2013 Nissan Altima First Drive
We head to the land of Jack Daniels to sample the next Altima.No Comments
We found the Altima to be a pleasant driving companion on our charge across central Tennessee, with a bit of sporting flair.
Introducing the 2013 Nissan Altima
Twenty years ago, the world was introduced to Wayne's World on the big screen, Bill Clinton was elected president, and the Nissan Altima debuted.
OK, in the pantheon of world events, the birth of the Altima probably flew under the radar. But for Nissan, the car's a big deal, since it's the company's mid-size entrant. And for its 20th birthday, it got a full redesign.
First unveiled at the 2012 New York International Auto Show, the 2013 Altima will likely retain its title as the best seller in Nissan's lineup. For 2013, the company promises better fuel economy--up to 38 mpg--and more attractive interior and exterior styling.
We'll be the judge of that. First, some basics.
Given that the mid-size segment has become focused on fuel economy, Nissan is touting its available 38 mpg highway number, which is no surprise, since that puts it above the 35 mpg promised by non-hybrid versions of the Hyundai Sonata, as just one example.
One note: the Altima coupe carries over unchanged for now, and Nissan is tight-lipped about any future hybrid plans.
Blind-spot warning and moving-object detection systems are also available, as is a remote start and a navigation system. Other available features include: heated outside mirrors, a moonroof, cruise control, satellite radio, iPod connectivity, and heated seats.
For 2.5-liter cars, there are three available trims (base, S, and SV) and three major option packages: a Convenience Package (leather seats, premium audio, etc.), a Navigation Package (navigation, heated steering wheel, moonroof, etc.), and a Technology Package (navigation, blind-spot warning, lane-departure warning, moving-object detection). A base S will set you back $21,500, while a SL starts at $28,050.
Cars with the 3.5 V-6 are divided into S, SL, SV, and SL trims, with a S starting at $25,360 and a 3.5 SL starting at $30,080. There's only two major packages--Navigation ($590, includes navigation, heated steering wheel, Xenon headlights and more) and Technology ($1,090, includes navigation, blind-spot warning, lane-departure warning, and more). Smaller options can be added a la carte.
We drove two cars: a 2.5 SL with splash guards ($145), rear spoiler ($395) and floor mats ($130), and a 3.5 SL with the Technology Package ($1,090) and the same options as the other car. Both cars had a $780 destination charge.

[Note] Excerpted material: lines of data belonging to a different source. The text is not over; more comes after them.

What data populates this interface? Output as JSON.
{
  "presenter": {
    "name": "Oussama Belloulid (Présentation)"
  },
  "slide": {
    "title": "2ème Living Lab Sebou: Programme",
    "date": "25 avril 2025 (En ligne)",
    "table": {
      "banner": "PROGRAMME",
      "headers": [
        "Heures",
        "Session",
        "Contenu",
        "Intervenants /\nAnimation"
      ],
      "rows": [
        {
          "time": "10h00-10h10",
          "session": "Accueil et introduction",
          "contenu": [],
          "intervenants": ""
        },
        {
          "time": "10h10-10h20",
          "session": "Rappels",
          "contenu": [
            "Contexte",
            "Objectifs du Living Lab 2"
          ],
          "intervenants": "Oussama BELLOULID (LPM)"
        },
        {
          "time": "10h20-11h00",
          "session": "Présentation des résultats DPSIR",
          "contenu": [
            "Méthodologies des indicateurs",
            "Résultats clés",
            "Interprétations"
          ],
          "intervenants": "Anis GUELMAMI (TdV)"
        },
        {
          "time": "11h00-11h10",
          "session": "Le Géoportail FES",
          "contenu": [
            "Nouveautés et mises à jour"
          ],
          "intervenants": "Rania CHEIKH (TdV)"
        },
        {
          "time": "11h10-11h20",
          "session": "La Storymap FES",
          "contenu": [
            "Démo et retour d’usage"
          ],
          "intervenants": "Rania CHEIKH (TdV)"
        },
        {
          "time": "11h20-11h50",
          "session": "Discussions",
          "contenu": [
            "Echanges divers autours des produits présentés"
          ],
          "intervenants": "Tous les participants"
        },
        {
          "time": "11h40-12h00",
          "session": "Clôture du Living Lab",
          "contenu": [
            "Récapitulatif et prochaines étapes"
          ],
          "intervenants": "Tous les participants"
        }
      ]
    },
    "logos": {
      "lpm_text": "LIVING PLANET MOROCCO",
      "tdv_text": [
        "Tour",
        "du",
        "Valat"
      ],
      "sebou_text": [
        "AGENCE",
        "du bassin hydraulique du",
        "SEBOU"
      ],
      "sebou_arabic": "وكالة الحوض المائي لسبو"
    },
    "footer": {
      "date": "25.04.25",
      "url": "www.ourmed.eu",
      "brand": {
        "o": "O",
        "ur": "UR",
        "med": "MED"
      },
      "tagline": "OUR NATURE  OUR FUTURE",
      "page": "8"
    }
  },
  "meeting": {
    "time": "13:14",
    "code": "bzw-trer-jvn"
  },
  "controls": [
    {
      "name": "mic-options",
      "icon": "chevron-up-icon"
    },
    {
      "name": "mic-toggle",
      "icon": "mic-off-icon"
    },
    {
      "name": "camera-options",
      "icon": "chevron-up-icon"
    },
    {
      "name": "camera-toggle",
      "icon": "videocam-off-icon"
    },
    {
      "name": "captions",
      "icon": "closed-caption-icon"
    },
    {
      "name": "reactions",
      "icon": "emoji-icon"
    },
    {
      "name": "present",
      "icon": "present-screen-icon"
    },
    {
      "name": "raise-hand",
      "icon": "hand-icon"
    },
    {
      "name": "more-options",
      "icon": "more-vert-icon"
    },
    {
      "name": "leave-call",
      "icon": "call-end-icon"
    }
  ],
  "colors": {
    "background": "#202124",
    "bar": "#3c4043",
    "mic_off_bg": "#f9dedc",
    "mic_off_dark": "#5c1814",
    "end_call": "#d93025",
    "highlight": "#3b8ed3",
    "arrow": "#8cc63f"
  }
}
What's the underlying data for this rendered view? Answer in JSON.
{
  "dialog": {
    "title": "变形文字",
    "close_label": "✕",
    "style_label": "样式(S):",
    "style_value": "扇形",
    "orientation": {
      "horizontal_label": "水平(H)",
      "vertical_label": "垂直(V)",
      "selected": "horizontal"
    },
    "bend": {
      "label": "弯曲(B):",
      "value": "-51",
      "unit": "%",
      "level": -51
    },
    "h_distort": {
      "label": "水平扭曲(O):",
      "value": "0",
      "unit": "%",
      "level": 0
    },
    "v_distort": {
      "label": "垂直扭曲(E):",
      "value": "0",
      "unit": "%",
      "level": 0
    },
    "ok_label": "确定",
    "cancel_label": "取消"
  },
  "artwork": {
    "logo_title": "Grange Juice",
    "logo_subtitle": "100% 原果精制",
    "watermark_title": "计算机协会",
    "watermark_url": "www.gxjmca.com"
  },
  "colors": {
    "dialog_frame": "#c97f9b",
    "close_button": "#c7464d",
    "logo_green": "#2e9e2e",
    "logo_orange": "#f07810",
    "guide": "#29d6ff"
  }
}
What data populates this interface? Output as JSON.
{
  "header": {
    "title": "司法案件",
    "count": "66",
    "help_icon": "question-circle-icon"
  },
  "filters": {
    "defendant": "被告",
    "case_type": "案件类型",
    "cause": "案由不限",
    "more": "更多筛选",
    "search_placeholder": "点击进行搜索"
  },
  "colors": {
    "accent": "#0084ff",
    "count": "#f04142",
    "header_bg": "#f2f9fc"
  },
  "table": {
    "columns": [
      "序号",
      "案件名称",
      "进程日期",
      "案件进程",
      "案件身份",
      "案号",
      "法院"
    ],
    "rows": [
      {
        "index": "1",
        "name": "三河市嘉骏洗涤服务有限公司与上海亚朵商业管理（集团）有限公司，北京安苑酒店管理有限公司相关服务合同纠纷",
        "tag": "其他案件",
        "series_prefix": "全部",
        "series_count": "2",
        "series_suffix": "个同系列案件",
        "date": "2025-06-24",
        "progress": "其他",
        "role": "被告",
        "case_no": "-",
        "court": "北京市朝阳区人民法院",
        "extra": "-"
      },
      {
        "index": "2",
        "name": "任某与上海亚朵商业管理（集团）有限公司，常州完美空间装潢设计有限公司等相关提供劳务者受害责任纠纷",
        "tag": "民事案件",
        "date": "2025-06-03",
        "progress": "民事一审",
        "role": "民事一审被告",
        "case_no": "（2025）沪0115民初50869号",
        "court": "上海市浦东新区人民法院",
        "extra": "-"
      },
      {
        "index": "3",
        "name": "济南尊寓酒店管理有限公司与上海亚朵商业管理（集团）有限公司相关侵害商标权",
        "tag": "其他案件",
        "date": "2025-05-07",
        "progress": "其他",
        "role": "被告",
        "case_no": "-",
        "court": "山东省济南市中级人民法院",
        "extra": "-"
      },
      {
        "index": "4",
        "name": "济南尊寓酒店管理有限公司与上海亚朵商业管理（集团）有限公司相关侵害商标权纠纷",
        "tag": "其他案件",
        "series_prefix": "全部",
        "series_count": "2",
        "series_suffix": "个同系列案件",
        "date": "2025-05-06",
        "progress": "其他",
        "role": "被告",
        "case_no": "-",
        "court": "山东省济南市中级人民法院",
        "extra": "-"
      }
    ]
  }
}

The CVT is an interesting piece of machinery--it's fairly seamless at lower RPMs, but the endless climb to redline is a bit unnerving if you aren't used to driving a CVT. The behavior is standard-issue for CVTs and only comes into play when the car is pushed, so most folks probably won't be too bothered by it.
Ride strikes a nice balance between firm and comfortable, and the car feels composed at all times. It's quiet, too.
The V-6 adds a lot more punch, although we suspect most buyers will find the more fuel-efficient four-banger to be more than adequate for almost all driving needs. Ride and handling stay about the same as with the four, but there's a lot more gusto from under the hood. This is the enthusiast's choice, if not the most practical one.
Perhaps our biggest on-road annoyance was a slightly oversensitive lane-departure warning system that beeped at the slightest hint of provocation. We know it's better to be safe than sorry, but we also know it's not good to cry wolf.
The trunk is sizeable but the opening is a bit small. We were also shocked to see a $30K+ car using a prop rod under the hood.
Yet, it's not as engaging as a few of its competitors, and the CVT will baffle some. Then again, those may not be big obstacles for Nissan to overcome, since according to the company, the car was the second-best seller in the U.S. in 2011. And there's no doubt that this Altima is one well-rounded machine. It scores points in nearly every category.
We're curious to see how the Altima stacks up against Ford's upcoming Fusion, which we have yet to drive. For now, though, the Altima remains firmly near the top of the class. It doesn't have one standout attribute like the Sonata's styling or the Accord's ability to engage the driver, but in this class, being a jack of all trades is probably better than being the master of one.